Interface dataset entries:
Segment Open

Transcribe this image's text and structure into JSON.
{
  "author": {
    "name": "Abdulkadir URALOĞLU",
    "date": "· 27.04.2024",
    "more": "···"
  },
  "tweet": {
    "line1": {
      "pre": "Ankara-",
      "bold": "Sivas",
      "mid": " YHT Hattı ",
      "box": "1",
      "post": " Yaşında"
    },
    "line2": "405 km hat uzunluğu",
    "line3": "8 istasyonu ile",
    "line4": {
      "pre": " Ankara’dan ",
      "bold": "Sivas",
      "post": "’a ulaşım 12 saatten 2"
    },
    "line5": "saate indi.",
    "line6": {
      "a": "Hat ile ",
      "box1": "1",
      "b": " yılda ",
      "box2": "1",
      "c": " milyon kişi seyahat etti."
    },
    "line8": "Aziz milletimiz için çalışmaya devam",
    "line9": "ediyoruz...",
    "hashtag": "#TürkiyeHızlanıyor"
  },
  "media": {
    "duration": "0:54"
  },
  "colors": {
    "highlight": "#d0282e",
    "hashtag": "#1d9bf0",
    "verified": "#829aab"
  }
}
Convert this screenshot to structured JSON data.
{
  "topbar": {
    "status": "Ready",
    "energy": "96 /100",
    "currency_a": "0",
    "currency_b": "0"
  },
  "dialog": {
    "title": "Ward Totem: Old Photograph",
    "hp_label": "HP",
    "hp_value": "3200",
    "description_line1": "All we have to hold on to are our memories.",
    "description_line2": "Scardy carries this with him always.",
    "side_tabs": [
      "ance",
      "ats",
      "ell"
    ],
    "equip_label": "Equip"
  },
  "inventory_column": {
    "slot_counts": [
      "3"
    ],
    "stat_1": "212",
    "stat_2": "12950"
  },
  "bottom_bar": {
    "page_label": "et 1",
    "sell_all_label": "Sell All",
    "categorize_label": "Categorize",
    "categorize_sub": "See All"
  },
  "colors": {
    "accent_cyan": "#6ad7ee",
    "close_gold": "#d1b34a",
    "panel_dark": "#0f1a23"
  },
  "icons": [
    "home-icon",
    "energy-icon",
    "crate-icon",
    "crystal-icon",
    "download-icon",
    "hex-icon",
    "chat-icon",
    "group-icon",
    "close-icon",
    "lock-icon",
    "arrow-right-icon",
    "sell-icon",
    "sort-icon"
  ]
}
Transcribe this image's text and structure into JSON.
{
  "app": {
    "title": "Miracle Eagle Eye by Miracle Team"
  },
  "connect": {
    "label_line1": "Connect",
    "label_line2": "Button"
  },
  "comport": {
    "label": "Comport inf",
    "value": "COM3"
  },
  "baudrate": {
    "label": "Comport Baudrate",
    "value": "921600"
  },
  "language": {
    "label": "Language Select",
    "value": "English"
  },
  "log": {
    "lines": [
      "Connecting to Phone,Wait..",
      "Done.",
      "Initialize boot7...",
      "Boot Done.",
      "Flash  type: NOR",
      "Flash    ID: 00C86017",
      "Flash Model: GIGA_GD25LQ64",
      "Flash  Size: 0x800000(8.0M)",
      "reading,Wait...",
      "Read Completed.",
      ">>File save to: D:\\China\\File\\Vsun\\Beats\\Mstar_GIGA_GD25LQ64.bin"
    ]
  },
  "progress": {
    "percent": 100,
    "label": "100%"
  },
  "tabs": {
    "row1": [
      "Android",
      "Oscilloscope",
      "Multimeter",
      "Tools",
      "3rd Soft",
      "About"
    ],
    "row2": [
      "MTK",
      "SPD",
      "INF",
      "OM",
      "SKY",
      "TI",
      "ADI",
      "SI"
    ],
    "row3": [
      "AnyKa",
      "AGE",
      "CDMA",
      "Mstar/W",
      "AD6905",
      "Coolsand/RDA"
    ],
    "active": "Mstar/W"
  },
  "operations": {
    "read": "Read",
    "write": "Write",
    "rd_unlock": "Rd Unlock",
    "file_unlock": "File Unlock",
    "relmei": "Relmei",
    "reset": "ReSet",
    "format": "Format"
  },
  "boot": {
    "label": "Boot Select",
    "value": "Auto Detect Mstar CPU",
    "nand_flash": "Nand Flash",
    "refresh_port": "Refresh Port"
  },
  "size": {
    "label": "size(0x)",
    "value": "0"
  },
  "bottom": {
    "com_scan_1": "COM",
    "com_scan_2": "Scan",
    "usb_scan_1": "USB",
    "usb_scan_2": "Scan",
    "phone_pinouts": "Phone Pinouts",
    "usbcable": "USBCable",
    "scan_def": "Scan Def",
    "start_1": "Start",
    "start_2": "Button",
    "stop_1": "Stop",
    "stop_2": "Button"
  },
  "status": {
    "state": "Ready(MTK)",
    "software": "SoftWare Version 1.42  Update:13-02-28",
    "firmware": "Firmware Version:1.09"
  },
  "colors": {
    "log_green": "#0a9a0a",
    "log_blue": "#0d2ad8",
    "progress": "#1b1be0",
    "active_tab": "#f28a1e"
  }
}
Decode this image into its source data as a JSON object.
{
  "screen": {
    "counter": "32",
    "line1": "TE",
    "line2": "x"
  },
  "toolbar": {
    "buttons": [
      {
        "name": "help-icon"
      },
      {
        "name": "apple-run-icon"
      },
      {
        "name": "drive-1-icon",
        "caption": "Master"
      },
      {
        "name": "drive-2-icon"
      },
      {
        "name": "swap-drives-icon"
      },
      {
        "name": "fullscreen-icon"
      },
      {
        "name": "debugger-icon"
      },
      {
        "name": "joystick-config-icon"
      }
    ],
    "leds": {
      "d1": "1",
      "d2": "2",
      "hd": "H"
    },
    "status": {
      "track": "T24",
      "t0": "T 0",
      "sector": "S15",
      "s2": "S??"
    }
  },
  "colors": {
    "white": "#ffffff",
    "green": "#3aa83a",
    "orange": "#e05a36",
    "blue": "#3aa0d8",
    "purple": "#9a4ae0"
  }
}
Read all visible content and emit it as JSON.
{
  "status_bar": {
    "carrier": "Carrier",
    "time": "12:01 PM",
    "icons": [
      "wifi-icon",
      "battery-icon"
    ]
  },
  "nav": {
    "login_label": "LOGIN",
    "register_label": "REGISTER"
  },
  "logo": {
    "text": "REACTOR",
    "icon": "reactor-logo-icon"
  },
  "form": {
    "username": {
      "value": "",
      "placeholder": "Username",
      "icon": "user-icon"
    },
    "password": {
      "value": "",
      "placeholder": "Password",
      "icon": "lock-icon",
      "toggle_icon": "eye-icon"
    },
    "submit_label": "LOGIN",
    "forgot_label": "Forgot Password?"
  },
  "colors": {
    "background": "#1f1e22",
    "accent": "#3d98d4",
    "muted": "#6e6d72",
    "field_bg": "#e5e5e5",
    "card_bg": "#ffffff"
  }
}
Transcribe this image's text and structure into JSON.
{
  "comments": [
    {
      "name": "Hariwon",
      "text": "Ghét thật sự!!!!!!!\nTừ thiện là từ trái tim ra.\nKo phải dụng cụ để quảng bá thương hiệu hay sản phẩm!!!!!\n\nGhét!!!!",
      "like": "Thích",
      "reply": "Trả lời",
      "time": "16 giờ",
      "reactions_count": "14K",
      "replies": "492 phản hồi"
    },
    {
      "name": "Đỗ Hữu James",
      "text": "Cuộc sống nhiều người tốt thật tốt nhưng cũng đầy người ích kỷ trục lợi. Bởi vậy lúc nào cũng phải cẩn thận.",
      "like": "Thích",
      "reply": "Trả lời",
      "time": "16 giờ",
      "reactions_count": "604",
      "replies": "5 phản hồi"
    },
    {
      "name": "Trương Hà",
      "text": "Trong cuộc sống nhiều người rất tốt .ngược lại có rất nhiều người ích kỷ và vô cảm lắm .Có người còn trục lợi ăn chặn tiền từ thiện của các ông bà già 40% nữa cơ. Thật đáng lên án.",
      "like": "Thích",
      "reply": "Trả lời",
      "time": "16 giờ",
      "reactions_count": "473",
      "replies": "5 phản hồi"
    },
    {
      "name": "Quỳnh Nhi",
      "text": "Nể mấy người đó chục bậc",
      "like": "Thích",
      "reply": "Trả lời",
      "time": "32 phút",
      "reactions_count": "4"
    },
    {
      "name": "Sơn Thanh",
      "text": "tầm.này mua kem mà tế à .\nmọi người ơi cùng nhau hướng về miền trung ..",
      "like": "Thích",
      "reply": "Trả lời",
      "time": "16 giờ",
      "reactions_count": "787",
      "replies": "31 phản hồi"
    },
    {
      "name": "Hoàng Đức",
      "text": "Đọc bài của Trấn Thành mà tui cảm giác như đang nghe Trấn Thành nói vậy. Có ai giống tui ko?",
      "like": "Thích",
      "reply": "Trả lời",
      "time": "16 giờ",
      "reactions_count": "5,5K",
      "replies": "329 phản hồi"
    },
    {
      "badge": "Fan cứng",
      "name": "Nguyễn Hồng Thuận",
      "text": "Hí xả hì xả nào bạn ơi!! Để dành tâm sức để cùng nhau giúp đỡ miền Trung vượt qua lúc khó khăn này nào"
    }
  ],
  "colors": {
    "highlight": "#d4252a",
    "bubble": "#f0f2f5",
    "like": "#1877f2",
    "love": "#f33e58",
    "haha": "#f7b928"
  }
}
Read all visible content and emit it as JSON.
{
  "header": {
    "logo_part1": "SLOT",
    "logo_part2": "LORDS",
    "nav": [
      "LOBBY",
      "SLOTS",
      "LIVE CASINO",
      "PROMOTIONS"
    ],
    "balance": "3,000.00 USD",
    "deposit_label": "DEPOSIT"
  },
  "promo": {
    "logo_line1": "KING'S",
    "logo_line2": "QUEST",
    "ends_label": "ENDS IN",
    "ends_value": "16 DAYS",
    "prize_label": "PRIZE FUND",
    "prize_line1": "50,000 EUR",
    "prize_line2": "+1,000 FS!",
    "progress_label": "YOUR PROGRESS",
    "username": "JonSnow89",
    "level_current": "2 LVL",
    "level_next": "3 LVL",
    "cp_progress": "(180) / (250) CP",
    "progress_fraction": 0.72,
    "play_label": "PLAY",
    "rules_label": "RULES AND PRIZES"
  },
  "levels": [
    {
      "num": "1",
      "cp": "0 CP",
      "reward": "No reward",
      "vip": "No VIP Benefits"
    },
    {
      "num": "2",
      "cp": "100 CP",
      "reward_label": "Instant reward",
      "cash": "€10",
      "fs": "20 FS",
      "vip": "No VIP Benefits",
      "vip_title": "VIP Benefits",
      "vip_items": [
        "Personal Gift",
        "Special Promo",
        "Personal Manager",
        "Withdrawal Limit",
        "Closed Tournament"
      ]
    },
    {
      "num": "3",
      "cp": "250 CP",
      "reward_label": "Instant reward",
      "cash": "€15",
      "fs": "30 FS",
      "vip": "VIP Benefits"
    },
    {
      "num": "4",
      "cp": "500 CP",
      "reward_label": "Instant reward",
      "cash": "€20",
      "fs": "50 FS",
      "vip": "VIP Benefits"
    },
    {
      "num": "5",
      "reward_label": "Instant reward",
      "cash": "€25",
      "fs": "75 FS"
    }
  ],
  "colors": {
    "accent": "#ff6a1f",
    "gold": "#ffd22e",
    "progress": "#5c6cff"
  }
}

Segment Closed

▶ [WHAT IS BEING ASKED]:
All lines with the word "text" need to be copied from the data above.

▶ [EXERCISE RESULT]:
Transcribe this image's text and structure into JSON.
Transcribe this image's text and structure into JSON.
    "text": "REACTOR",
Transcribe this image's text and structure into JSON.
      "text": "Ghét thật sự!!!!!!!\nTừ thiện là từ trái tim ra.\nKo phải dụng cụ để quảng bá thương hiệu hay sản phẩm!!!!!\n\nGhét!!!!",
      "text": "Cuộc sống nhiều người tốt thật tốt nhưng cũng đầy người ích kỷ trục lợi. Bởi vậy lúc nào cũng phải cẩn thận.",
      "text": "Trong cuộc sống nhiều người rất tốt .ngược lại có rất nhiều người ích kỷ và vô cảm lắm .Có người còn trục lợi ăn chặn tiền từ thiện của các ông bà già 40% nữa cơ. Thật đáng lên án.",
      "text": "Nể mấy người đó chục bậc",
      "text": "tầm.này mua kem mà tế à .\nmọi người ơi cùng nhau hướng về miền trung ..",
      "text": "Đọc bài của Trấn Thành mà tui cảm giác như đang nghe Trấn Thành nói vậy. Có ai giống tui ko?",
      "text": "Hí xả hì xả nào bạn ơi!! Để dành tâm sức để cùng nhau giúp đỡ miền Trung vượt qua lúc khó khăn này nào"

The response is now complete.